Progressives have largely been in a state of mourning over the bill’s climate section, ever since the Biden administration dropped its original flagship proposal, the Clean Electricity Performance Program, in the face of opposition from Manchin. But what’s emerged in its place looks impressive. To start, there’s the sheer size of the investment: $550 billion to deal with global warming. The money flies in lots of different directions, from green lending to remediation to building out green-tech manufacturing in the U.S. But most importantly, it will fund the full package of tax credits for clean energy development and electric vehicles that climate hawks had been hoping for. Those financial incentives haven’t gotten a lot of attention from the media, because they fundamentally aren’t that novel or flashy, but as I wrote at length last week, experts think that they alone could lead to major emissions reductions simply by channeling a huge river of subsidies toward a green transitio
Seeing the sausage get made is never pretty, but Biden is getting stuff done and he needs our support.
rump’s business brand was once synonymous with wealth and success, an image that now clashes sharply with a political brand rooted in the anger of his largely rural and working-class voter base. His presidency is now associated in the minds of many with its violent end, as supporters stormed the U.S. Capitol on Jan. 6.
Those searing images, along with years of bitter rhetoric, are costing Trump money. Revenues from some of his high-end properties have declined, vacancies in office buildings have increased and his lenders are warning that the company’s revenues may not be sufficient to cover his debt payments, according to Trump’s financial disclosures as president, Trump Organization records filed with government agencies, and reports from companies that track real-estate company finances.
Prospective tenants in New York are shunning his buildings, one real-estate broker said, to avoid being associated with Trump. Organizers of golf tournaments have pulled events from his courses.
Hey remember this loser? As it turns out being President was the worst, dumbest thing Trump ever did because its literally cost him everything he ever built. And people think this idiot is gonna run again in 2024? Why? To lose even more money? To just lose in general?
Motivated by recent climate reports by the United Nations and International Energy Agency, the Netherlands’ biggest pension fund, the ABP fund, has announced that it will divest from companies that produce fossil fuels.

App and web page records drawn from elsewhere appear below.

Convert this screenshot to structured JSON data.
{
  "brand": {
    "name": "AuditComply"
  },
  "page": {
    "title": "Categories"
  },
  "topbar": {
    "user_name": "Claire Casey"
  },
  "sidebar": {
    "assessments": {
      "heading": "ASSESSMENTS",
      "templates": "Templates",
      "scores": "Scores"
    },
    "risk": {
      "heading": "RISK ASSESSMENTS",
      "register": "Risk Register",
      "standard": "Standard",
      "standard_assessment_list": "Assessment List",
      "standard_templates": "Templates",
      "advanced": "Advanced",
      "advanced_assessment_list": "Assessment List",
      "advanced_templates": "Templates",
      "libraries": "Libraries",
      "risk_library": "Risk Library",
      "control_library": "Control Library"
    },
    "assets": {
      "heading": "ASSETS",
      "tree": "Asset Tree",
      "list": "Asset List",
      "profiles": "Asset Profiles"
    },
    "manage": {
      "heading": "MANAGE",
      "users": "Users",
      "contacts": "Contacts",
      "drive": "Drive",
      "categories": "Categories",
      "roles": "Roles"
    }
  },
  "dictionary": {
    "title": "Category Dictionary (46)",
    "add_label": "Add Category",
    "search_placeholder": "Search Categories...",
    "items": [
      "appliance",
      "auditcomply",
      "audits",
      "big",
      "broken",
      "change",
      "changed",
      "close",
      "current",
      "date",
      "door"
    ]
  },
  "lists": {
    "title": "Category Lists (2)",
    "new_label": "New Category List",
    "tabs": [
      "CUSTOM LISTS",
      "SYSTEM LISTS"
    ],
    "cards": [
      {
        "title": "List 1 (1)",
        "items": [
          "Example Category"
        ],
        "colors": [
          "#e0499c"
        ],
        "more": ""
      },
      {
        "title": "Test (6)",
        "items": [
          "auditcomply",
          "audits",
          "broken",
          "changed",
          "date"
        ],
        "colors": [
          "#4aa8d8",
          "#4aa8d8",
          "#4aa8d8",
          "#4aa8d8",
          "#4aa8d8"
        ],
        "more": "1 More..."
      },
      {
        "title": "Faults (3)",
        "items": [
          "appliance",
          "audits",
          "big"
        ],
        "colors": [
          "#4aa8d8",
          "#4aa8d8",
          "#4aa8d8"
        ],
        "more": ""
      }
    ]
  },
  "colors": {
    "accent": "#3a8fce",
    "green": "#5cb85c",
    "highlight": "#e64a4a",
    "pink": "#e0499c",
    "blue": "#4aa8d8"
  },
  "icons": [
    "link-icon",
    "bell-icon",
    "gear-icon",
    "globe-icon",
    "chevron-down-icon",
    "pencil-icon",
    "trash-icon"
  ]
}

Another week another company divesting from Coal. Always great to see it.
And that does it for this week. Special thanks to Killer300 and Bhu for all the great stories, and I hope you all have a good week.

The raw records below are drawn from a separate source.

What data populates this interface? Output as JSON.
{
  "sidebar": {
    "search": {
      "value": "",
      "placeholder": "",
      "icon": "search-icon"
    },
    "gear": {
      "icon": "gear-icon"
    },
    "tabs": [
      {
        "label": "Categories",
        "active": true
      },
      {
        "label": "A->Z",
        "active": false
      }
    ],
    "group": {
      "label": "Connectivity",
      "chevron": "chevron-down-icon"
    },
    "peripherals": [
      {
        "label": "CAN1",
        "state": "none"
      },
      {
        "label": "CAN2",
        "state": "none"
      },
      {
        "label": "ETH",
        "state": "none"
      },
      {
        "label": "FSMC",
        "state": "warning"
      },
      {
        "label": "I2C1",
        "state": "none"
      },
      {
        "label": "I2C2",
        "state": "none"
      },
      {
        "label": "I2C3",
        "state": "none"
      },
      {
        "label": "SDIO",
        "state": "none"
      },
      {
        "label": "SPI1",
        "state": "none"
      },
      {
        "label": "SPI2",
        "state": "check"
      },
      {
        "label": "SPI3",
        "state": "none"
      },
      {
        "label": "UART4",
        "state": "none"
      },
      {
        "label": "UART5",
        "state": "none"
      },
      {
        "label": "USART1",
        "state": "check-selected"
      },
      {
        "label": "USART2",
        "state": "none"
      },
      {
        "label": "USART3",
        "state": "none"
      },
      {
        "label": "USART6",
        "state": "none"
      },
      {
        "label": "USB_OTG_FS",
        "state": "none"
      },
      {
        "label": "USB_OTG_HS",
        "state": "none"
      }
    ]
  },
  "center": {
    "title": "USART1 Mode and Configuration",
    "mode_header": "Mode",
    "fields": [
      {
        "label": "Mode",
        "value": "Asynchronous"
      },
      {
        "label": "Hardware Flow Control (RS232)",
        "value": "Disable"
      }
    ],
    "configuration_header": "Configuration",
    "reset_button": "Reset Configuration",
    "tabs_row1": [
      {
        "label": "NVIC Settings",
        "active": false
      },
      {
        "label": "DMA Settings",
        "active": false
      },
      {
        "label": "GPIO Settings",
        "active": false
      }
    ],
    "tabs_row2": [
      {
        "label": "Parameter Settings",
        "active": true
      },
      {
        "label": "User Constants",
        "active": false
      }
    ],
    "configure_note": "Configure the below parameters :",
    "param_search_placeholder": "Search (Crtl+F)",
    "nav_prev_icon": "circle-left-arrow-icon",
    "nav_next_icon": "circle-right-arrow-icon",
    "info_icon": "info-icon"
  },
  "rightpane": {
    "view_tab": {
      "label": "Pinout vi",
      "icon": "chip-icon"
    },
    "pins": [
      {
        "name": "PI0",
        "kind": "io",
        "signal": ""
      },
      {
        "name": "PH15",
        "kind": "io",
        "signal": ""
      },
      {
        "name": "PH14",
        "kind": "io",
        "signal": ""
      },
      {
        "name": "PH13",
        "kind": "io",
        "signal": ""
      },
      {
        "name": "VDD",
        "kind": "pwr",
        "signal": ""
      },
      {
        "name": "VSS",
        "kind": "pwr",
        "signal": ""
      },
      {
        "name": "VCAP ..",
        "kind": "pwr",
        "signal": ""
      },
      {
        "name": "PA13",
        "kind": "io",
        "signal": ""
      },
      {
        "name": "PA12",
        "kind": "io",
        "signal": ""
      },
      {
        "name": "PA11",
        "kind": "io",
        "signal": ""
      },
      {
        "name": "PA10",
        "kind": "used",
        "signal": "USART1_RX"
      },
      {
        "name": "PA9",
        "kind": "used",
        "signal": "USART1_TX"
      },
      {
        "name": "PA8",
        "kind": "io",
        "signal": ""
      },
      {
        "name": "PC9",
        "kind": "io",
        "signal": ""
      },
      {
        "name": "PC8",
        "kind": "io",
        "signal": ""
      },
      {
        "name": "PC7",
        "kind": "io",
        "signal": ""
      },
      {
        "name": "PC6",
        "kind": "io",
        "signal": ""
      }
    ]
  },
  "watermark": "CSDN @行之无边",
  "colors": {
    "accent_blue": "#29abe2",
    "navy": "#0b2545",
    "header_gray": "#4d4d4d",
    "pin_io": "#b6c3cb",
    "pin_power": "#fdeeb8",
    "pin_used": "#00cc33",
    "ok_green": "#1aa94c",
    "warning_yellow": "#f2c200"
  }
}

This is a Creative Commons article. The original version of this article appeared here.